x Abu Dhabi, UAEMonday 24 July 2017

Palestinian Airlines takes off after being grounded for seven years

Once hailed as a symbol of Palestinian statehood dreams, the carrier is a tiny operation, with just two 48-seat turboprop planes, two weekly flights and a borrowed hub in Egypt.

A Palestinian Airlines flight takes off from Marka Airbase in Amman, Jordan to El Arish in Egypt, some 60 kilometres from Gaza.
A Palestinian Airlines flight takes off from Marka Airbase in Amman, Jordan to El Arish in Egypt, some 60 kilometres from Gaza.

MARKA AIRBASE, JORDAN // Palestinian Airlines is back in the skies after being grounded for seven years by the enmities of the Israeli-Palestinian conflict.

Once hailed as a symbol of Palestinian statehood dreams, the carrier is a tiny operation, with just two 48-seat turboprop planes, two weekly flights and a borrowed hub in Egypt.

But Palestinians say just being on the map again is what matters.

"My hands were shaking when I bought the ticket ... and it said the name of the carrier is Palestinian Airlines," said Zuhair Mohammed, 38, a teacher from Gaza.

The 15-year-old airline's fortunes have been closely tied to the quest for a Palestinian state.

In the late 1990s, when Palestinians appeared on the verge of a statehood deal with Israel, Palestinian Airlines operated from Gaza International Airport, flew tens of thousands of passengers a year to Middle Eastern destinations and planned to expand to Europe.

Those ambitions were crushed by the outbreak of a Palestinian uprising against Israeli occupation in September 2000, following the collapse of US-led peace talks.
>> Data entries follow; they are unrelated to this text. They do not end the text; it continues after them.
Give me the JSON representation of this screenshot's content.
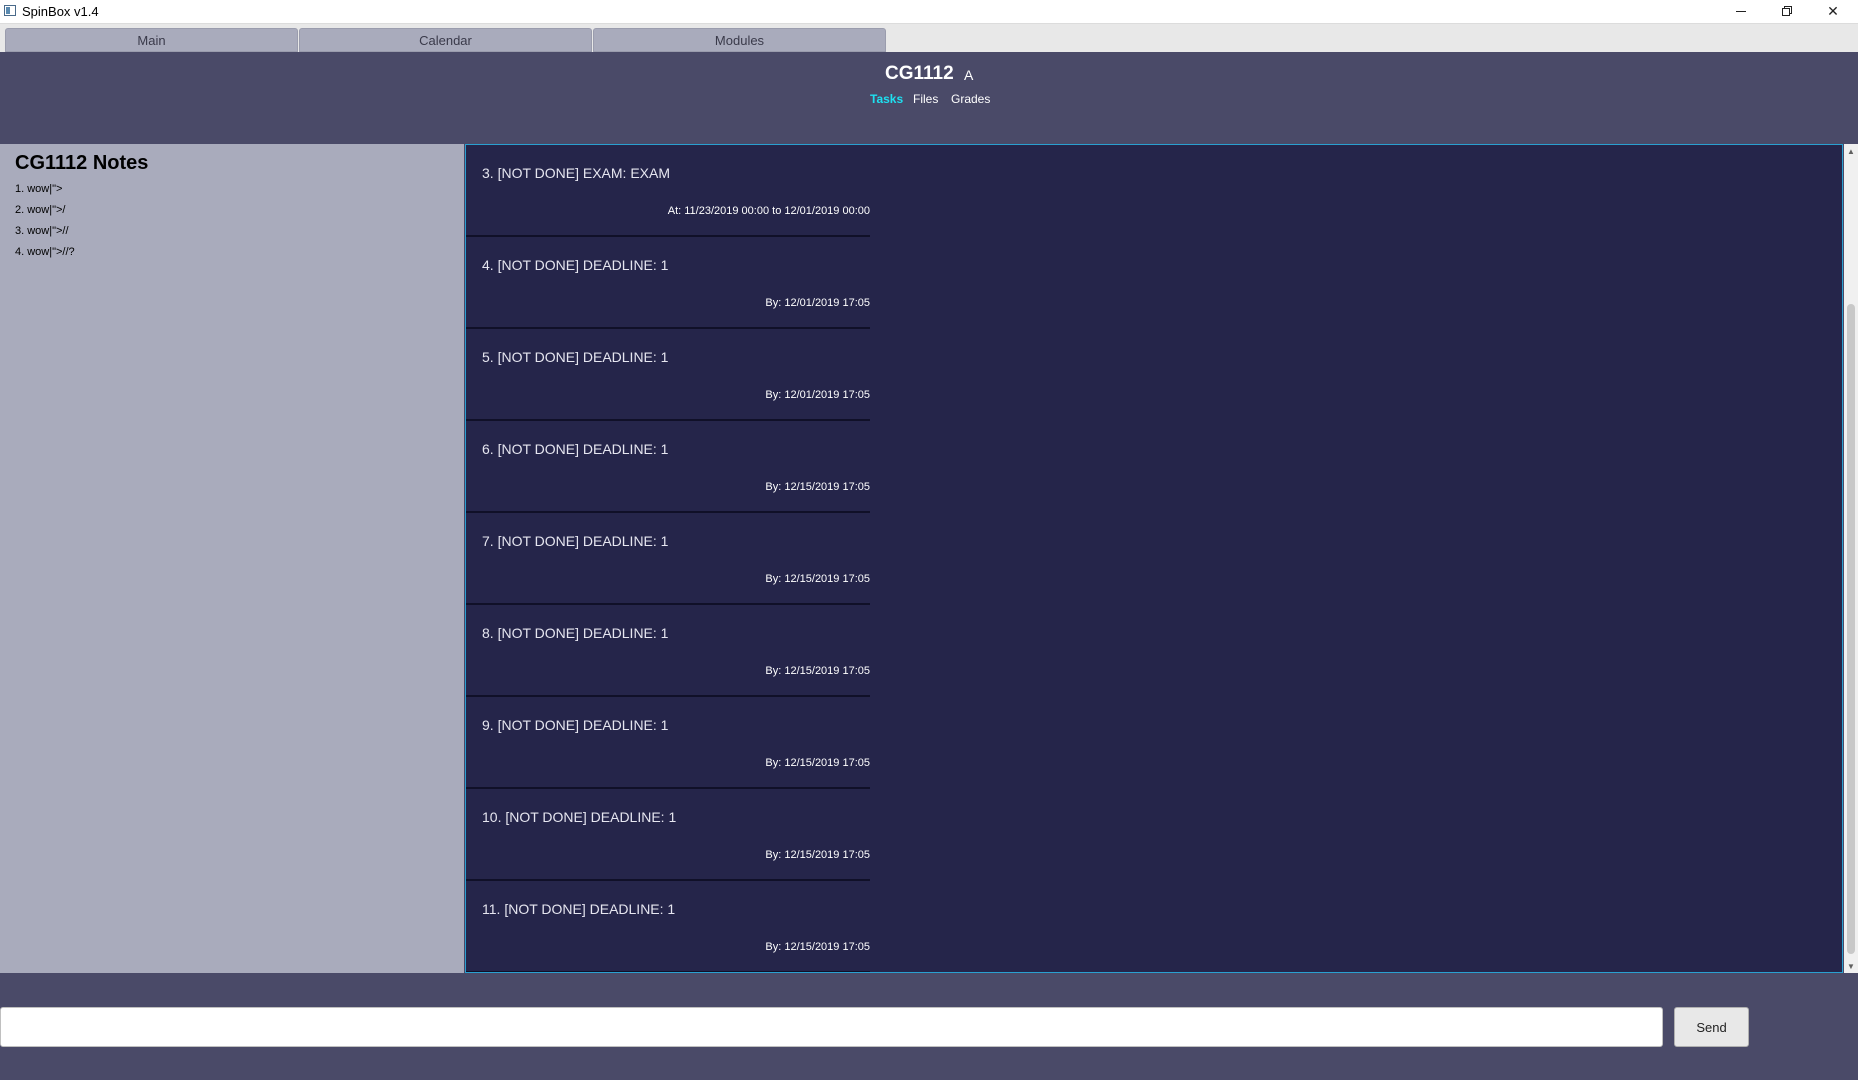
{
  "window": {
    "title": "SpinBox v1.4",
    "controls": {
      "minimize": "minimize-icon",
      "maximize": "restore-icon",
      "close": "close-icon"
    }
  },
  "tabs": [
    {
      "label": "Main"
    },
    {
      "label": "Calendar"
    },
    {
      "label": "Modules"
    }
  ],
  "header": {
    "module_code": "CG1112",
    "grade": "A",
    "subtabs": [
      {
        "label": "Tasks",
        "active": true
      },
      {
        "label": "Files",
        "active": false
      },
      {
        "label": "Grades",
        "active": false
      }
    ]
  },
  "notes": {
    "title": "CG1112 Notes",
    "items": [
      "1. wow|\">",
      "2. wow|\">/",
      "3. wow|\">//",
      "4. wow|\">//?"
    ]
  },
  "tasks": [
    {
      "title": "3. [NOT DONE] EXAM: EXAM",
      "date": "At: 11/23/2019 00:00 to 12/01/2019 00:00"
    },
    {
      "title": "4. [NOT DONE] DEADLINE: 1",
      "date": "By: 12/01/2019 17:05"
    },
    {
      "title": "5. [NOT DONE] DEADLINE: 1",
      "date": "By: 12/01/2019 17:05"
    },
    {
      "title": "6. [NOT DONE] DEADLINE: 1",
      "date": "By: 12/15/2019 17:05"
    },
    {
      "title": "7. [NOT DONE] DEADLINE: 1",
      "date": "By: 12/15/2019 17:05"
    },
    {
      "title": "8. [NOT DONE] DEADLINE: 1",
      "date": "By: 12/15/2019 17:05"
    },
    {
      "title": "9. [NOT DONE] DEADLINE: 1",
      "date": "By: 12/15/2019 17:05"
    },
    {
      "title": "10. [NOT DONE] DEADLINE: 1",
      "date": "By: 12/15/2019 17:05"
    },
    {
      "title": "11. [NOT DONE] DEADLINE: 1",
      "date": "By: 12/15/2019 17:05"
    }
  ],
  "command": {
    "value": "",
    "placeholder": "",
    "send_label": "Send"
  },
  "colors": {
    "header_bg": "#4a4a68",
    "notes_bg": "#a9abbc",
    "tasks_bg": "#25254a",
    "active_subtab": "#1ee0f0"
  }
}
Over the next year, Israeli troops destroyed the Gaza airport, and Palestinian Airlines was forced to move its base to El Arish in Egypt, about 60 kilometres from Gaza.

Seven years ago, the airline stopped flying altogether after its reservoir of passengers dried up.

On Sunday, the Amman-El Arish flight carried 27 passengers, and 44 were booked on the return trip later in the day. The flight takes an hour and 35 minutes, more than double the time needed for the direct route over Israel. The airline does not have permission to cross Israeli air space, said regional director Azmi Samaan.

Airline officials said flights to Saudi Arabia for pilgrims from Gaza are set to begin later this week, and routes to the UAE and Turkey are being planned.

The airline hopes it will eventually make a profit, but for now national pride and making life easier for Gazans are more important, said Mr Samaan.

"We want the Palestinian flag to continue flying," he said. "This is part of the independent state, to have an airline, no matter what it will cost us."